Also known as mucocutaneous lymph node syndrome or lymph node syndrome, Kawasaki disease is a condition that causes inflammation to the walls of small-and-medium-sized arteries throughout the body including the coronary arteries which supply blood to the heart muscle.
Most cases of Kawasaki disease in children are normally treated and they recover without long term problems. It is also not contagious and usually common in children ages one to two years, but less common in children older than eight years.
Kawasaki disease Signs and symptoms
Kawasaki in a victim usually comes in various symptoms and in three phases. In order to ascertain the presence of Kawasaki disease, check the following symptoms on the patient in the first phase: swollen, red skin on the palms of the hands and the soles of the skin, exceedingly red eyes without a thick discharge, irritability, swollen lymph nodes in the neck, a rash on the main part of the body and in the genital area. In the second phase, a child may develop abdominal pain, vomiting, joint pain and peeling of skin on the hands and feet in large sheets. In the third phase however, the signs and symptoms should go away slowly unless the child develops other complications.

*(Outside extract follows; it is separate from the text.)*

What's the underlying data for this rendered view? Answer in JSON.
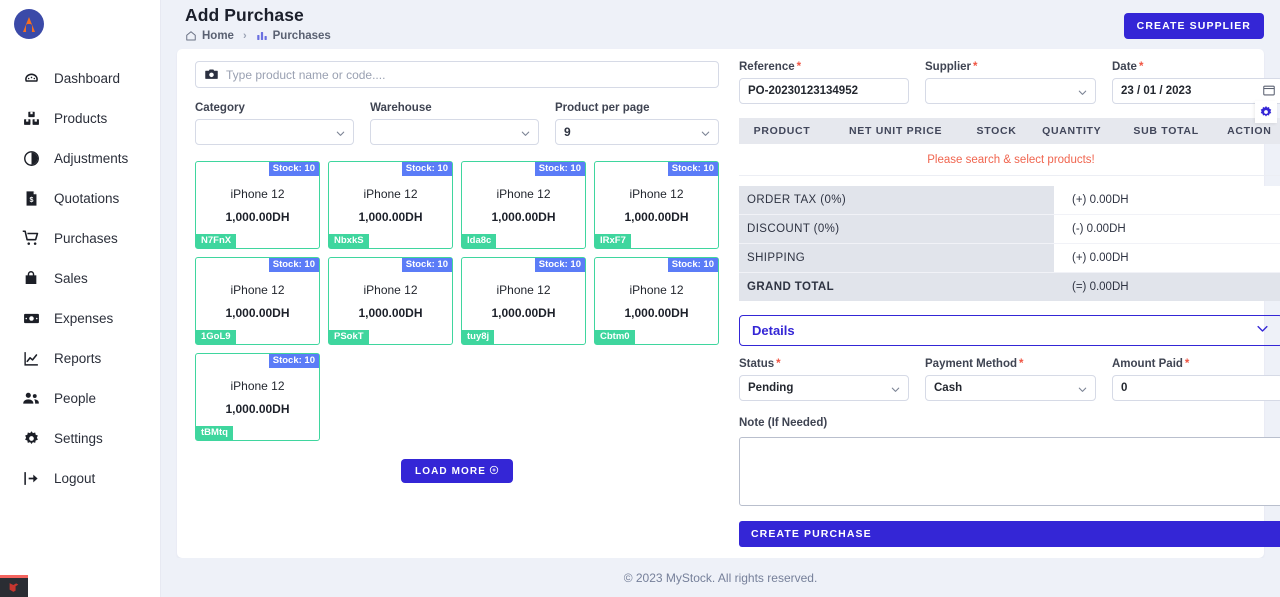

Kawasaki disease risk factors
Experts have not established the actual cause of Kawasaki disease; scientists believe that the disease is not contagious. Theories have linked the disease to viruses, bacteria and environmental factors but none has been scientifically proved. The disease happens mostly in the late winter and early spring seasons and certain genes may increase a child’s vulnerability to the syndrome.
Children below 5 years of age are known to be susceptible to Kawasaki disease. In addition, boys are slightly more often at risk than girls and children of Asian descent for instance, the Japanese and Koreans have higher rates of Kawasaki disease.
About 1 in every 5 children with Kawasaki disease develops heart problems like inflammation of the heart muscle and blood vessels that supply blood to the heart. Again, inflammation of the coronary arteries may lead to weakening and bulging of the walls of the artery which can eventually cause heart attack or internal bleeding. Even with treatment, a small percentage of children are reported to have died after developing coronary artery problems.
Kawasaki disease treatment
Treatment of Kawasaki disease is usually commenced as soon as possible by the doctors, especially while the child still has fever. This is done to reduce the risk of complications by lowering the fever and inflammation that might cause heart damage. The general practitioner can recommend treatment after examining the child. For instance, a child may need to take low-dose aspirin for a few weeks to prevent clotting in case he or she develops coronary artery aneurysm. However, the doctor might advice that one terminates the dose should the child develop flu or chicken pox. Should the child develop continuing health problems associated with Kawasaki disease, the doctor may also refer you to a doctor who deals with diseases of the heart in children.